* **Action item**: Copy out every entry precisely.

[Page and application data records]
· · ·

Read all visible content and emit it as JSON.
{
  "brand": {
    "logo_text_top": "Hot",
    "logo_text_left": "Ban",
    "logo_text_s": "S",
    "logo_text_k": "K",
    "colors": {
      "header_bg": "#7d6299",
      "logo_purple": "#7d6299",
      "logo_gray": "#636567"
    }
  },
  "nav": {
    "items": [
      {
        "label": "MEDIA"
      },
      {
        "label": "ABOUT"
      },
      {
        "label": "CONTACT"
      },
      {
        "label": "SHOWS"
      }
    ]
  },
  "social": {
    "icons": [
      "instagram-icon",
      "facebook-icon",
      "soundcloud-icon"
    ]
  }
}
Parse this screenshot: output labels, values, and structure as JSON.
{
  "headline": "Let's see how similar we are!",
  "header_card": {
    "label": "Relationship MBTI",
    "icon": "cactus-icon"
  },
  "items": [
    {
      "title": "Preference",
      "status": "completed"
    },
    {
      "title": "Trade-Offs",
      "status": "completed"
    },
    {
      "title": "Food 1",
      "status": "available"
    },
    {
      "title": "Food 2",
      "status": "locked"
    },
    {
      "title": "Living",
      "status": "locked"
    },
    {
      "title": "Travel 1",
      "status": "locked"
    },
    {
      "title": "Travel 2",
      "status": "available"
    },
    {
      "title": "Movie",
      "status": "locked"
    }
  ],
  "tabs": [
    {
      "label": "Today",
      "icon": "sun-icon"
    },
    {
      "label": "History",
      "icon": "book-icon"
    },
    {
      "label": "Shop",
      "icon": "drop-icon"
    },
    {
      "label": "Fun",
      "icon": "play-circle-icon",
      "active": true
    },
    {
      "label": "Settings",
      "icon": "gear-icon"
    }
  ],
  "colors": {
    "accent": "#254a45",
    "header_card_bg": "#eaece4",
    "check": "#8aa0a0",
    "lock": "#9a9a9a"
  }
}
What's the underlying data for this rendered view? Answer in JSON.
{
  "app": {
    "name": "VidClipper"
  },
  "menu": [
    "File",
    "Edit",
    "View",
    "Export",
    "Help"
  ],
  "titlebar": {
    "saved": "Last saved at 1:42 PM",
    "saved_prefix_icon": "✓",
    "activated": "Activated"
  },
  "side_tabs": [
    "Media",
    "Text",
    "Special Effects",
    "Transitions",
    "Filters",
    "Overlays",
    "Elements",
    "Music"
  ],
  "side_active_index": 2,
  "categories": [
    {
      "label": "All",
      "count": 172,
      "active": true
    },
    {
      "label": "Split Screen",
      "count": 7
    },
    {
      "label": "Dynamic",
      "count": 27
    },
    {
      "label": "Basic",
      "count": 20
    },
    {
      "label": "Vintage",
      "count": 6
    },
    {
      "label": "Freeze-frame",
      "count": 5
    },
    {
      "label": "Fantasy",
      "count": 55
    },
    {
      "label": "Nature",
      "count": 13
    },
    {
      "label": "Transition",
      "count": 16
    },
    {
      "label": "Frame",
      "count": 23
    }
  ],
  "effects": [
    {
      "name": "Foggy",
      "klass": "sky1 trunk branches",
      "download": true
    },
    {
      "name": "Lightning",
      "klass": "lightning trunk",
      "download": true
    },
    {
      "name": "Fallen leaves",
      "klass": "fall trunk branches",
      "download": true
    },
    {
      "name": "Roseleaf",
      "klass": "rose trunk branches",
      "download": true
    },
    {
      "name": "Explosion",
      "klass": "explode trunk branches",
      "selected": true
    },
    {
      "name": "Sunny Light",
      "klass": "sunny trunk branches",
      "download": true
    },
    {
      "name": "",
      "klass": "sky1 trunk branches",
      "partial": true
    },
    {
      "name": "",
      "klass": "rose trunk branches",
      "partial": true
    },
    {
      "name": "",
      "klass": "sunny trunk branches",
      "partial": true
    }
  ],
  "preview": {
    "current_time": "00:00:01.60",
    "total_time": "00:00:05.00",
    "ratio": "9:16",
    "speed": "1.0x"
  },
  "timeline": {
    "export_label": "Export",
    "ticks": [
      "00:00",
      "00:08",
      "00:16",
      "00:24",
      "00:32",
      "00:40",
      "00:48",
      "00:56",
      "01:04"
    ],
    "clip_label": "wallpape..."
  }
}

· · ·

* **Expected output**:
Read all visible content and emit it as JSON.
{
  "brand": {
    "logo_text_top": "Hot",
    "logo_text_left": "Ban",
    "logo_text_s": "S",
    "logo_text_k": "K",
    "colors": {
      "header_bg": "#7d6299",
      "logo_purple": "#7d6299",
      "logo_gray": "#636567"
    }
  },
  "nav": {
    "items": [
      {
        "label": "MEDIA"
      },
      {
        "label": "ABOUT"
      },
      {
        "label": "CONTACT"
      },
      {
        "label": "SHOWS"
      }
    ]
  },
  "social": {
    "icons": [
      "instagram-icon",
      "facebook-icon",
      "soundcloud-icon"
    ]
  }
}
Parse this screenshot: output labels, values, and structure as JSON.
{
  "headline": "Let's see how similar we are!",
  "header_card": {
    "label": "Relationship MBTI",
    "icon": "cactus-icon"
  },
  "items": [
    {
      "title": "Preference",
      "status": "completed"
    },
    {
      "title": "Trade-Offs",
      "status": "completed"
    },
    {
      "title": "Food 1",
      "status": "available"
    },
    {
      "title": "Food 2",
      "status": "locked"
    },
    {
      "title": "Living",
      "status": "locked"
    },
    {
      "title": "Travel 1",
      "status": "locked"
    },
    {
      "title": "Travel 2",
      "status": "available"
    },
    {
      "title": "Movie",
      "status": "locked"
    }
  ],
  "tabs": [
    {
      "label": "Today",
      "icon": "sun-icon"
    },
    {
      "label": "History",
      "icon": "book-icon"
    },
    {
      "label": "Shop",
      "icon": "drop-icon"
    },
    {
      "label": "Fun",
      "icon": "play-circle-icon",
      "active": true
    },
    {
      "label": "Settings",
      "icon": "gear-icon"
    }
  ],
  "colors": {
    "accent": "#254a45",
    "header_card_bg": "#eaece4",
    "check": "#8aa0a0",
    "lock": "#9a9a9a"
  }
}
What's the underlying data for this rendered view? Answer in JSON.
{
  "app": {
    "name": "VidClipper"
  },
  "menu": [
    "File",
    "Edit",
    "View",
    "Export",
    "Help"
  ],
  "titlebar": {
    "saved": "Last saved at 1:42 PM",
    "saved_prefix_icon": "✓",
    "activated": "Activated"
  },
  "side_tabs": [
    "Media",
    "Text",
    "Special Effects",
    "Transitions",
    "Filters",
    "Overlays",
    "Elements",
    "Music"
  ],
  "side_active_index": 2,
  "categories": [
    {
      "label": "All",
      "count": 172,
      "active": true
    },
    {
      "label": "Split Screen",
      "count": 7
    },
    {
      "label": "Dynamic",
      "count": 27
    },
    {
      "label": "Basic",
      "count": 20
    },
    {
      "label": "Vintage",
      "count": 6
    },
    {
      "label": "Freeze-frame",
      "count": 5
    },
    {
      "label": "Fantasy",
      "count": 55
    },
    {
      "label": "Nature",
      "count": 13
    },
    {
      "label": "Transition",
      "count": 16
    },
    {
      "label": "Frame",
      "count": 23
    }
  ],
  "effects": [
    {
      "name": "Foggy",
      "klass": "sky1 trunk branches",
      "download": true
    },
    {
      "name": "Lightning",
      "klass": "lightning trunk",
      "download": true
    },
    {
      "name": "Fallen leaves",
      "klass": "fall trunk branches",
      "download": true
    },
    {
      "name": "Roseleaf",
      "klass": "rose trunk branches",
      "download": true
    },
    {
      "name": "Explosion",
      "klass": "explode trunk branches",
      "selected": true
    },
    {
      "name": "Sunny Light",
      "klass": "sunny trunk branches",
      "download": true
    },
    {
      "name": "",
      "klass": "sky1 trunk branches",
      "partial": true
    },
    {
      "name": "",
      "klass": "rose trunk branches",
      "partial": true
    },
    {
      "name": "",
      "klass": "sunny trunk branches",
      "partial": true
    }
  ],
  "preview": {
    "current_time": "00:00:01.60",
    "total_time": "00:00:05.00",
    "ratio": "9:16",
    "speed": "1.0x"
  },
  "timeline": {
    "export_label": "Export",
    "ticks": [
      "00:00",
      "00:08",
      "00:16",
      "00:24",
      "00:32",
      "00:40",
      "00:48",
      "00:56",
      "01:04"
    ],
    "clip_label": "wallpape..."
  }
}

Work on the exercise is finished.